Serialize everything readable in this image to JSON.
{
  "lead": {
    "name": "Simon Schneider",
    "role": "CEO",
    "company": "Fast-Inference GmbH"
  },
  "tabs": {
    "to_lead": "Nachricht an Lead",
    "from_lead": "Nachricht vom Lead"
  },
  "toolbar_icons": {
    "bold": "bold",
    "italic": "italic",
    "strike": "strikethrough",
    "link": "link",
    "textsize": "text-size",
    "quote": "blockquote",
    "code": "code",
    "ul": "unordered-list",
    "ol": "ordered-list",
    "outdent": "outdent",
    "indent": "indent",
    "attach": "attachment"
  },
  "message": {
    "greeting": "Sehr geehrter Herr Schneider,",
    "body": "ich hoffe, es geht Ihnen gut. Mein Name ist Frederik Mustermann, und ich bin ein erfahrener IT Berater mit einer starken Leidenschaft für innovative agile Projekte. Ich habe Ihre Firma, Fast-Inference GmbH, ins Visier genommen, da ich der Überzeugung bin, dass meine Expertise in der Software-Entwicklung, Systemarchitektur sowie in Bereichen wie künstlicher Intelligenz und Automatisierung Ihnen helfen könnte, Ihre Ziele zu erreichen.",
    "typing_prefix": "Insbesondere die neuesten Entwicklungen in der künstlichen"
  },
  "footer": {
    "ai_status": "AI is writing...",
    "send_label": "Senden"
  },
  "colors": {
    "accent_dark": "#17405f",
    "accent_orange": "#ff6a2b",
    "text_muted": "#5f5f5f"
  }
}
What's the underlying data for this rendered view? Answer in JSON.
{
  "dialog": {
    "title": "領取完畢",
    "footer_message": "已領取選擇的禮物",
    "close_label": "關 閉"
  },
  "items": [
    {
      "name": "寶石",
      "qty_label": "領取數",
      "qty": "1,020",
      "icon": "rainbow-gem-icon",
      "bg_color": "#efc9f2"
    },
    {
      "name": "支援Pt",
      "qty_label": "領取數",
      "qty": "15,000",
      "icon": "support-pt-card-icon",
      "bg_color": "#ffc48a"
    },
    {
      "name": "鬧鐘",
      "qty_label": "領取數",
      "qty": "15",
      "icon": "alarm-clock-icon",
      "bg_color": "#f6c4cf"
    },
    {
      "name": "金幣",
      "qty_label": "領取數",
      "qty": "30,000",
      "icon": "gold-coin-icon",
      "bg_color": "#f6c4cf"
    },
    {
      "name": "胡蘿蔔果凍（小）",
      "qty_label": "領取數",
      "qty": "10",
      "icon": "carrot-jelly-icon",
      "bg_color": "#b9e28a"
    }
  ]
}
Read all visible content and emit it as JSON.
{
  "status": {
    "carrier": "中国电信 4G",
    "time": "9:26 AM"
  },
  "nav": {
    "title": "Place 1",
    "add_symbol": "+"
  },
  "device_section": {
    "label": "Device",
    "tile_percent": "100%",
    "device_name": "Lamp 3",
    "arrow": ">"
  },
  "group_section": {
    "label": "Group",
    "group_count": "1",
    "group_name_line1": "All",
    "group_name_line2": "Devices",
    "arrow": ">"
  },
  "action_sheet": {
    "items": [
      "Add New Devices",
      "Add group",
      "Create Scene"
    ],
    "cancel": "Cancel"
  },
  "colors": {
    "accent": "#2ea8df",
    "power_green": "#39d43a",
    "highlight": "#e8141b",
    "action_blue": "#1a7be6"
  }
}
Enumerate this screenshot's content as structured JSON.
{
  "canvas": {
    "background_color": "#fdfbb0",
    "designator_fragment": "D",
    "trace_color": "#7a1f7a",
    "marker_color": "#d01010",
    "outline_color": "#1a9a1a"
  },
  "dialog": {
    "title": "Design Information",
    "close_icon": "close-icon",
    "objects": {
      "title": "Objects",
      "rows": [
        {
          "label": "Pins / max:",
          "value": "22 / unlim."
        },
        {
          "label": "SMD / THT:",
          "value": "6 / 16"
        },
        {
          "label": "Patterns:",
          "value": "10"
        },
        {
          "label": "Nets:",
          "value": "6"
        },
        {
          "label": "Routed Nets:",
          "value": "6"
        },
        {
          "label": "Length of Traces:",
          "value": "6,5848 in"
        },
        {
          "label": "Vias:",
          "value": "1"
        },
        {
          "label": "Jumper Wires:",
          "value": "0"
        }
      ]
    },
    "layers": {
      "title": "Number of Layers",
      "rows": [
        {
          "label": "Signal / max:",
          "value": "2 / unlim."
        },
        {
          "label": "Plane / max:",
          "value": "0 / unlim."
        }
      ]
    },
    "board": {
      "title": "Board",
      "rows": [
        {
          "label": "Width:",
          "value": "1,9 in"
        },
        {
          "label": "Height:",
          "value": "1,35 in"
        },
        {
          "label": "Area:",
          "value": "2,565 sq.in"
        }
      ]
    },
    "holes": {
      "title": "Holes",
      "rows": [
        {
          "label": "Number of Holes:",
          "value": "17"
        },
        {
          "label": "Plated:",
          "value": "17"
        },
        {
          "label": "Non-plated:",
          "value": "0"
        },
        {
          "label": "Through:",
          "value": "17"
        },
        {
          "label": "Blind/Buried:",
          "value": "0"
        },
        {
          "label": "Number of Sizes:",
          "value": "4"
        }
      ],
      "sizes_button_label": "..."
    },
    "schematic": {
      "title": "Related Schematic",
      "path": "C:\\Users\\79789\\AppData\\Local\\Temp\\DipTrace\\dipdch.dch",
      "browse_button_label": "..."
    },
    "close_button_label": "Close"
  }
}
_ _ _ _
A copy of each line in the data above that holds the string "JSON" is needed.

Serialize everything readable in this image to JSON.
What's the underlying data for this rendered view? Answer in JSON.
Read all visible content and emit it as JSON.
Enumerate this screenshot's content as structured JSON.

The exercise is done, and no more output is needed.